ASSIGNMENT: The answer is the number of lines in the data that contain the word "What"; give it alone.

MATERIAL PROVIDED:
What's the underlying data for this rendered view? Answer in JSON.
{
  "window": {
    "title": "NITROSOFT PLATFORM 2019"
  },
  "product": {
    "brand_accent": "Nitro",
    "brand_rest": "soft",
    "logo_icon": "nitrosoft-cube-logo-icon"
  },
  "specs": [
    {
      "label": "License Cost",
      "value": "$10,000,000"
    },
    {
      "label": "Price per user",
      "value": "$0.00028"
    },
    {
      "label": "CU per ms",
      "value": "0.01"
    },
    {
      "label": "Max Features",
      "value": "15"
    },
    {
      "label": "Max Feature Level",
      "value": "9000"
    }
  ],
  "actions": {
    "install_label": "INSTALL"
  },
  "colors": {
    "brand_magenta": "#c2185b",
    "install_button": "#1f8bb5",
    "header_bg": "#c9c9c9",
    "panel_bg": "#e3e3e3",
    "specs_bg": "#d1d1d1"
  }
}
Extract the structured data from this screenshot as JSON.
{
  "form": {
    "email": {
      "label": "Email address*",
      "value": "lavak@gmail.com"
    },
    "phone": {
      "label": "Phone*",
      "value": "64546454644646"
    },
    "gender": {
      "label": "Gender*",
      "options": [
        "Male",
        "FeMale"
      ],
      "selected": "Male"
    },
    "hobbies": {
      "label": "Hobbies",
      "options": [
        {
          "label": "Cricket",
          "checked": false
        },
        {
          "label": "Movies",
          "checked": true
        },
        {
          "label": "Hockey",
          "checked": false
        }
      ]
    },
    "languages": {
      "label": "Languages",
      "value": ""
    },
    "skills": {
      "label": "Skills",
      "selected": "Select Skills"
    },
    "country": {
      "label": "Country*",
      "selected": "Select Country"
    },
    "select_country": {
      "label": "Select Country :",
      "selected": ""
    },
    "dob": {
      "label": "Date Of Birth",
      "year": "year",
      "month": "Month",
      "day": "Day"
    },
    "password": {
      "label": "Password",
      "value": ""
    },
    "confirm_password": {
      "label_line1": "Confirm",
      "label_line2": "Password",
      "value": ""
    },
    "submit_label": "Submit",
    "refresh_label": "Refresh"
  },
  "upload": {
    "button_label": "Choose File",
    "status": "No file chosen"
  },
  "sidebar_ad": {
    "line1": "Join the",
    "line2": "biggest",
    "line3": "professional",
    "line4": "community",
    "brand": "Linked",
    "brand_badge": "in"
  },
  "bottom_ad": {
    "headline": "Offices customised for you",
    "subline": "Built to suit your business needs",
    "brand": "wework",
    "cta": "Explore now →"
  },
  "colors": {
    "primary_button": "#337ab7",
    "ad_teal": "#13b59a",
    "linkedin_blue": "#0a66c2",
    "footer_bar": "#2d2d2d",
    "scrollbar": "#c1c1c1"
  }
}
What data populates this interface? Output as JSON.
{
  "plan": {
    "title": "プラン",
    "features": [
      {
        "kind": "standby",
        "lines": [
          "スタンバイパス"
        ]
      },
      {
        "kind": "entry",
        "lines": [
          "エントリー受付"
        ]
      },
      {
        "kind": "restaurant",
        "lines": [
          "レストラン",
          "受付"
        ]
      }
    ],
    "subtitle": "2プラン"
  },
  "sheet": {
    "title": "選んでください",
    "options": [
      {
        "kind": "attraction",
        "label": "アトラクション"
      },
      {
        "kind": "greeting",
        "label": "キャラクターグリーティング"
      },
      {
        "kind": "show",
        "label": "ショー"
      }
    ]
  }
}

ANSWER: 2